September 1, 2007
The Long Walk Home
The Long Walk Home by Will North
Finished on 8/24/07
Rating: 3.5/5 (Good)
When forty-three-year-old Fiona Edwards first sees the lanky backpacker striding up the lane toward her award-winning farmhouse bed-and-breakfast in the remote mountains of North Wales, she’s puzzled. She’s used to unexpected strangers, but few arrive on foot. The man to whom she opens her door is middle-aged, unshaven, sweat-soaked . . . and arrestingly handsome. What neither of them knows at that moment is that their lives are about to change forever.
American Alec Hudson has carried the ashes—and the memory—of his late ex-wife, Gwynne, all the way from London’s Heathrow Airport, honoring her request that he scatter them atop a mountain they had climbed together years before—the same brooding peak whose jagged cliffs rise to the sky from the back pastures of Fiona’s farm. But the weather doesn’t cooperate, and as Fiona and Alec wait for it to clear, they are drawn together by mutual loss, longing, and the miracle of love at midlife.

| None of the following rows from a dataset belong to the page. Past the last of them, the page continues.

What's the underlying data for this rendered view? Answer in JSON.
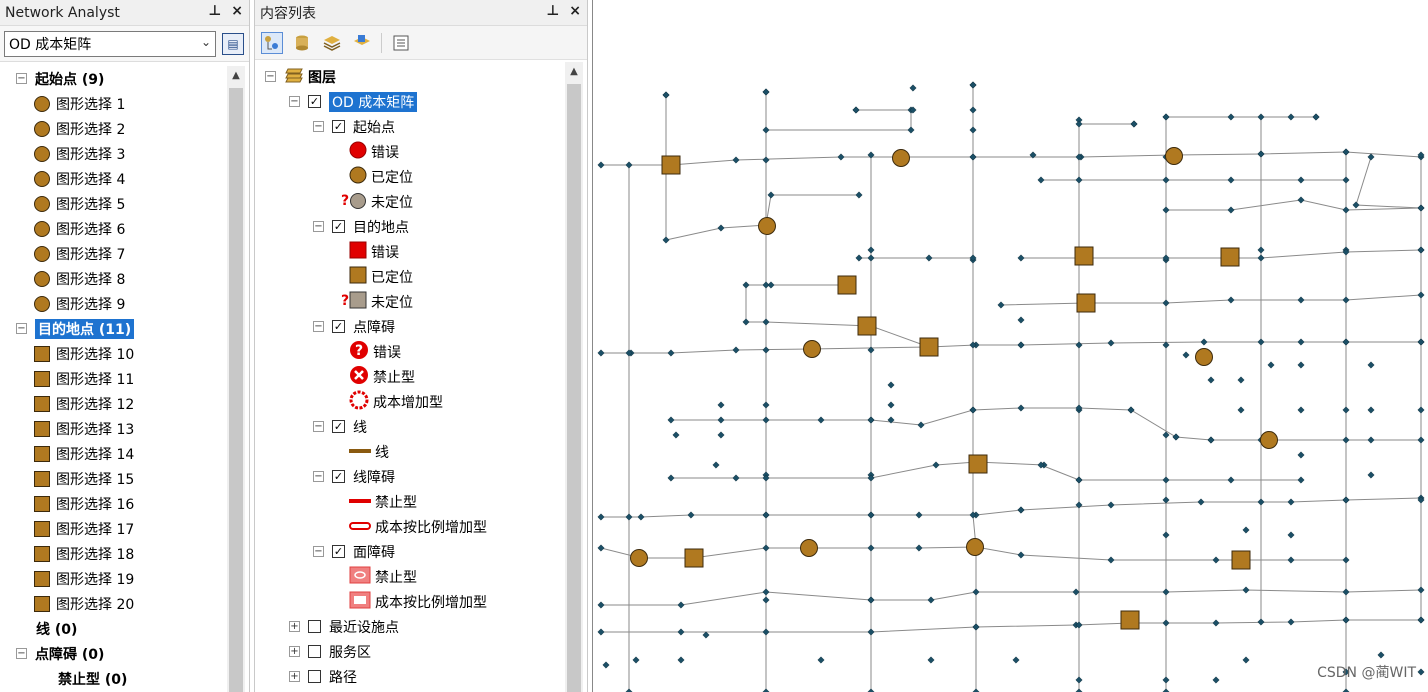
{
  "network_analyst": {
    "title": "Network Analyst",
    "pin": "⊥",
    "close": "×",
    "layer_select": "OD 成本矩阵",
    "origins": {
      "label": "起始点 (9)",
      "items": [
        "图形选择 1",
        "图形选择 2",
        "图形选择 3",
        "图形选择 4",
        "图形选择 5",
        "图形选择 6",
        "图形选择 7",
        "图形选择 8",
        "图形选择 9"
      ]
    },
    "destinations": {
      "label": "目的地点 (11)",
      "items": [
        "图形选择 10",
        "图形选择 11",
        "图形选择 12",
        "图形选择 13",
        "图形选择 14",
        "图形选择 15",
        "图形选择 16",
        "图形选择 17",
        "图形选择 18",
        "图形选择 19",
        "图形选择 20"
      ]
    },
    "lines": {
      "label": "线 (0)"
    },
    "point_barriers": {
      "label": "点障碍 (0)"
    },
    "restriction": {
      "label": "禁止型 (0)"
    }
  },
  "toc": {
    "title": "内容列表",
    "pin": "⊥",
    "close": "×",
    "layers_root": "图层",
    "od_layer": "OD 成本矩阵",
    "origins": {
      "label": "起始点",
      "error": "错误",
      "located": "已定位",
      "unlocated": "未定位"
    },
    "destinations": {
      "label": "目的地点",
      "error": "错误",
      "located": "已定位",
      "unlocated": "未定位"
    },
    "point_barriers": {
      "label": "点障碍",
      "error": "错误",
      "restriction": "禁止型",
      "added_cost": "成本增加型"
    },
    "lines": {
      "label": "线",
      "item": "线"
    },
    "line_barriers": {
      "label": "线障碍",
      "restriction": "禁止型",
      "scaled_cost": "成本按比例增加型"
    },
    "polygon_barriers": {
      "label": "面障碍",
      "restriction": "禁止型",
      "scaled_cost": "成本按比例增加型"
    },
    "other_layers": [
      "最近设施点",
      "服务区",
      "路径"
    ]
  },
  "colors": {
    "located": "#b07920",
    "error": "#e00000",
    "unlocated": "#a89c8c",
    "node": "#1b4f66",
    "edge": "#8a8a8a"
  },
  "watermark": "CSDN @蔺WIT"
}
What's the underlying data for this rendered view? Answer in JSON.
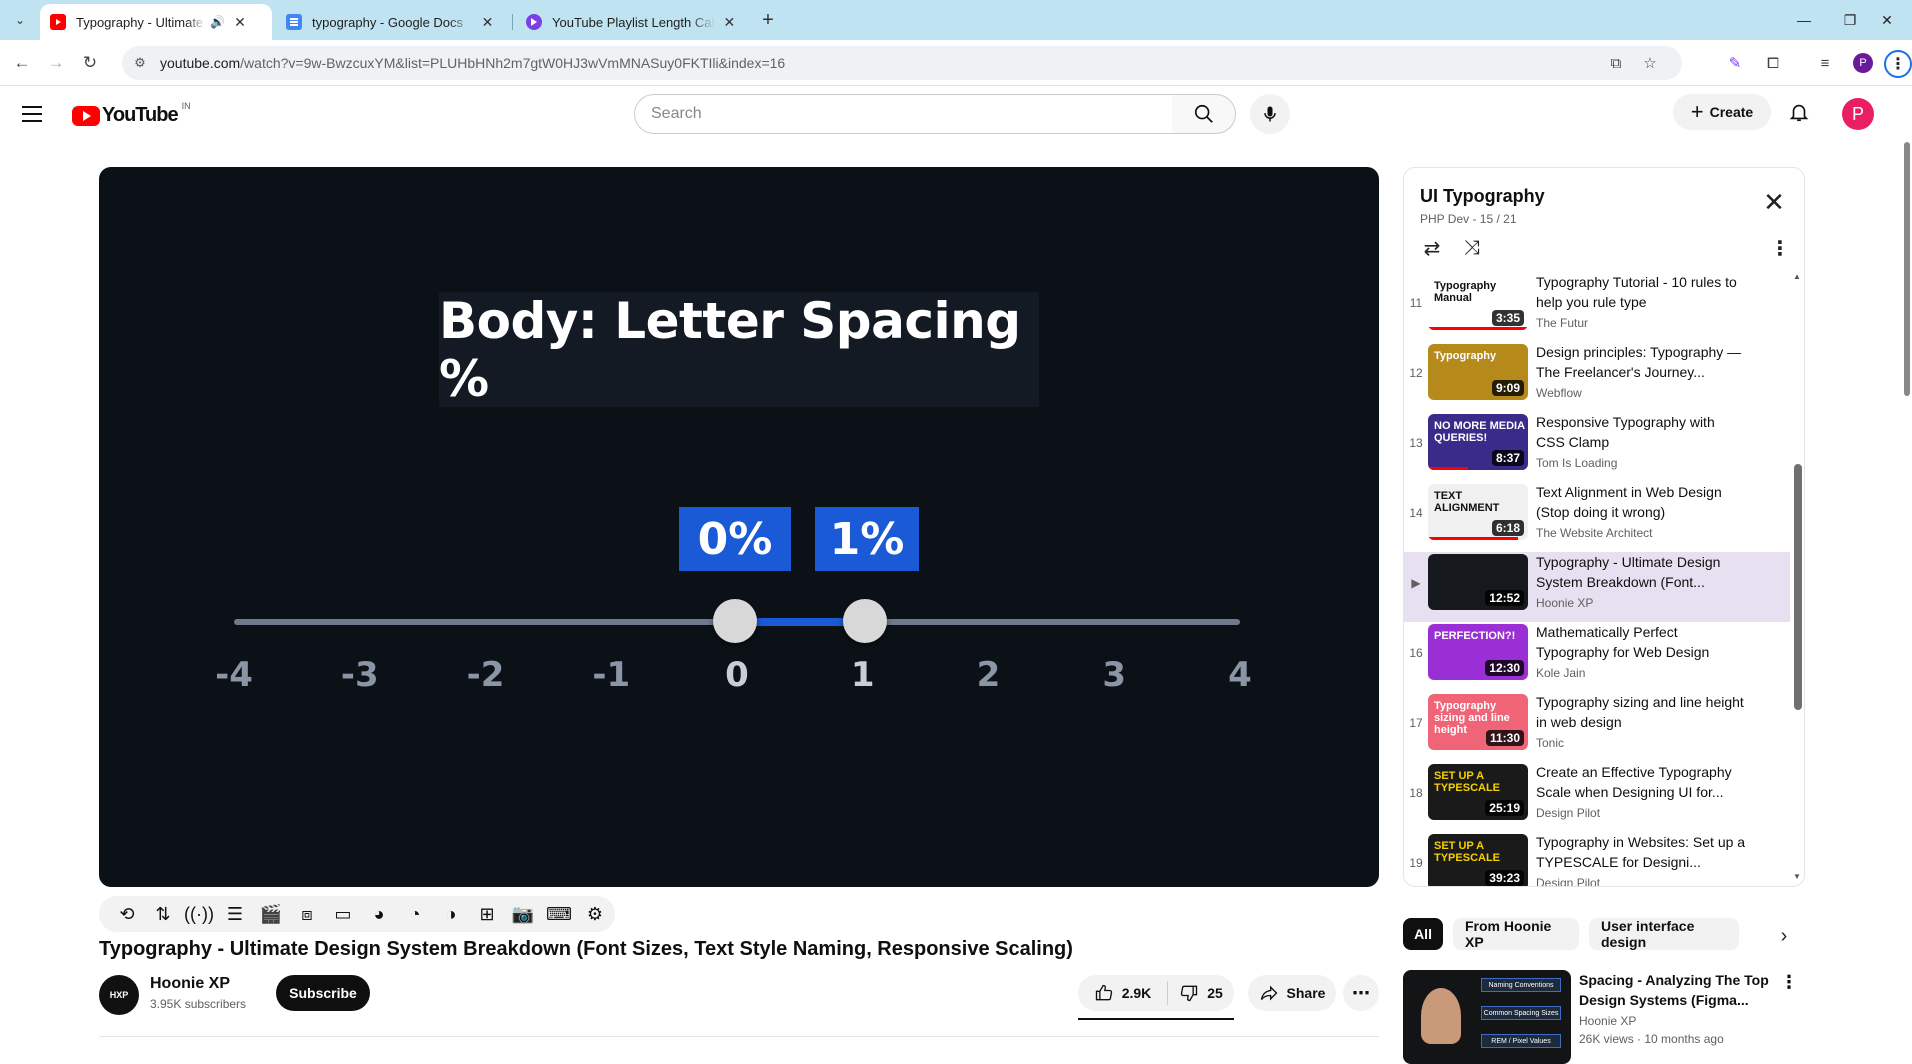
{
  "browser": {
    "tabs": [
      {
        "title": "Typography - Ultimate Design System Breakdown",
        "close": "✕",
        "active": true
      },
      {
        "title": "typography - Google Docs",
        "close": "✕",
        "active": false
      },
      {
        "title": "YouTube Playlist Length Calculator",
        "close": "✕",
        "active": false
      }
    ],
    "url_host": "youtube.com",
    "url_path": "/watch?v=9w-BwzcuxYM&list=PLUHbHNh2m7gtW0HJ3wVmMNASuy0FKTIli&index=16",
    "profile_initial": "P"
  },
  "masthead": {
    "logo_text": "YouTube",
    "country_code": "IN",
    "search_placeholder": "Search",
    "create_label": "Create",
    "avatar_initial": "P"
  },
  "player": {
    "slide_title": "Body: Letter Spacing %",
    "badges": [
      "0%",
      "1%"
    ],
    "ticks": [
      "-4",
      "-3",
      "-2",
      "-1",
      "0",
      "1",
      "2",
      "3",
      "4"
    ],
    "range_low": 0,
    "range_high": 1
  },
  "video": {
    "title": "Typography - Ultimate Design System Breakdown (Font Sizes, Text Style Naming, Responsive Scaling)",
    "channel": "Hoonie XP",
    "channel_avatar_text": "HXP",
    "subscribers": "3.95K subscribers",
    "subscribe_label": "Subscribe",
    "likes": "2.9K",
    "dislikes": "25",
    "share_label": "Share"
  },
  "playlist": {
    "title": "UI Typography",
    "subtitle": "PHP Dev - 15 / 21",
    "items": [
      {
        "index": "11",
        "title": "Typography Tutorial - 10 rules to help you rule type",
        "channel": "The Futur",
        "duration": "3:35",
        "thumb_text": "Typography Manual",
        "thumb_bg": "#ffffff",
        "thumb_fg": "#111111",
        "watched": 1.0
      },
      {
        "index": "12",
        "title": "Design principles: Typography — The Freelancer's Journey...",
        "channel": "Webflow",
        "duration": "9:09",
        "thumb_text": "Typography",
        "thumb_bg": "#b58a1a",
        "thumb_fg": "#ffffff",
        "watched": 0.0
      },
      {
        "index": "13",
        "title": "Responsive Typography with CSS Clamp",
        "channel": "Tom Is Loading",
        "duration": "8:37",
        "thumb_text": "NO MORE MEDIA QUERIES!",
        "thumb_bg": "#3a2a8a",
        "thumb_fg": "#ffffff",
        "watched": 0.4
      },
      {
        "index": "14",
        "title": "Text Alignment in Web Design (Stop doing it wrong)",
        "channel": "The Website Architect",
        "duration": "6:18",
        "thumb_text": "TEXT ALIGNMENT",
        "thumb_bg": "#f0f0f0",
        "thumb_fg": "#111111",
        "watched": 0.9
      },
      {
        "index": "▶",
        "title": "Typography - Ultimate Design System Breakdown (Font...",
        "channel": "Hoonie XP",
        "duration": "12:52",
        "thumb_text": "",
        "thumb_bg": "#15181c",
        "thumb_fg": "#ffffff",
        "watched": 0.0
      },
      {
        "index": "16",
        "title": "Mathematically Perfect Typography for Web Design",
        "channel": "Kole Jain",
        "duration": "12:30",
        "thumb_text": "PERFECTION?!",
        "thumb_bg": "#9b2fd6",
        "thumb_fg": "#ffffff",
        "watched": 0.0
      },
      {
        "index": "17",
        "title": "Typography sizing and line height in web design",
        "channel": "Tonic",
        "duration": "11:30",
        "thumb_text": "Typography sizing and line height",
        "thumb_bg": "#f06478",
        "thumb_fg": "#ffffff",
        "watched": 0.0
      },
      {
        "index": "18",
        "title": "Create an Effective Typography Scale when Designing UI for...",
        "channel": "Design Pilot",
        "duration": "25:19",
        "thumb_text": "SET UP A TYPESCALE",
        "thumb_bg": "#1a1a1a",
        "thumb_fg": "#f5d000",
        "watched": 0.0
      },
      {
        "index": "19",
        "title": "Typography in Websites: Set up a TYPESCALE for Designi...",
        "channel": "Design Pilot",
        "duration": "39:23",
        "thumb_text": "SET UP A TYPESCALE",
        "thumb_bg": "#1a1a1a",
        "thumb_fg": "#f5d000",
        "watched": 0.0
      }
    ]
  },
  "chips": [
    "All",
    "From Hoonie XP",
    "User interface design"
  ],
  "recommendation": {
    "title": "Spacing - Analyzing The Top Design Systems (Figma...",
    "channel": "Hoonie XP",
    "meta": "26K views · 10 months ago",
    "thumb_labels": [
      "Naming Conventions",
      "Common Spacing Sizes",
      "REM / Pixel Values"
    ]
  }
}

On the day he finally reaches the summit, Alec is caught in a vicious hailstorm. As he struggles to descend, he stumbles upon the body of a man he recognizes from a photograph at the farm: it is Fiona’s ailing and reclusive husband, David, and he is close to death.
Will North’s debut novel, The Long Walk Home, is a story about grief and hope, about love and loss, and about two people struggling with the agonizing complexities of fidelity—to a spouse, to a moral code, to each other, and to a passion neither thought would ever appear again. By turns lyrical and gripping, set amid a landscape of breathtaking beauty and unpredictable danger, this is a story you will not soon forget.
About the Author
Will North is the award-winning ghostwriter of half a dozen nonfiction books. He divides his time between Seattle and Great Britain. This is his first novel.
I don't have too much to say about this book. It started off a bit like something Rosamunde Pilcher might write, but wound up more like Nicholas Sparks does The Bridges of Madison County. That said, I enjoyed it (in spite of the moral dilemmas and somewhat stilted dialogue) and look forward to North's next novel. Oh, and what a great cover! I'd love to have a print of that hanging in my office! Better yet, I'd love to live in Wales in that house!